The market conditions of the last three years have triggered advisors to question some long-held beliefs regarding their business models. Most notable among these is the soundness of the fee-based pricing model in such a protracted bear market. With asset-management fees comprising as much as 85% of total revenues in 2000 (according to a survey of 586 firms for that year), the decline in assets during the bear market has taken its toll on revenues, as shown in chart 1 below.
Sample of 586 firms for 1999, 601 for 2000, 654 for 2001 and 655 firms for 2002
In addition, the steep market and economic decline–having occurred on the heels of a stellar bull market–have left many clients with extremely convoluted financial situations. As such, clients are demanding more sophisticated financial advice and more handholding from their advisors.
In essence, advisors are spending more time serving clients, while getting paid less.
Increased Shift to Planning/Consulting Fees
With those new realities in the backdrop, many RIA firms have increased their use of planning and consulting fees in the last two years. Such fees are charged on top of asset management fees–typically to clients with additional and more complex financial planning needs. In other cases, the fees are structured as one-time retainers charged at the outset of the relationship. Those planning and consulting fees made up 23.45% of total revenues for our survey sample in 2002, up substantially from 17.62% in 2001 and 11.49% in 2000, as shown in chart 2 below.

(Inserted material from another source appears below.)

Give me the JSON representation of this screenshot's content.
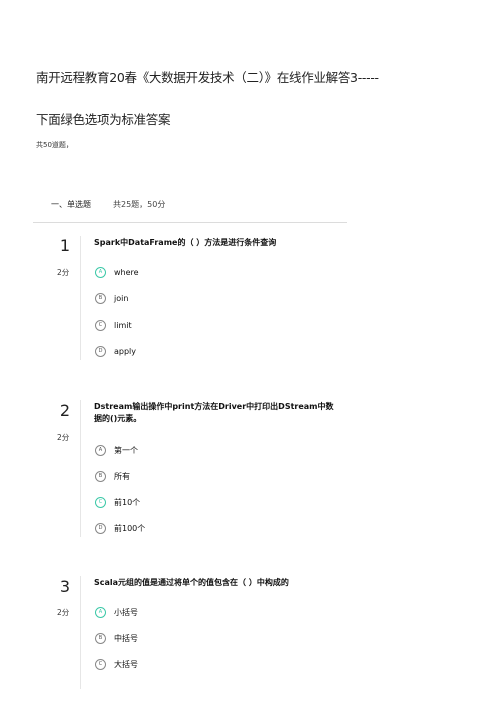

Sample of 601 firms for 2000, 654 for 2001 and 655 firms for 2002.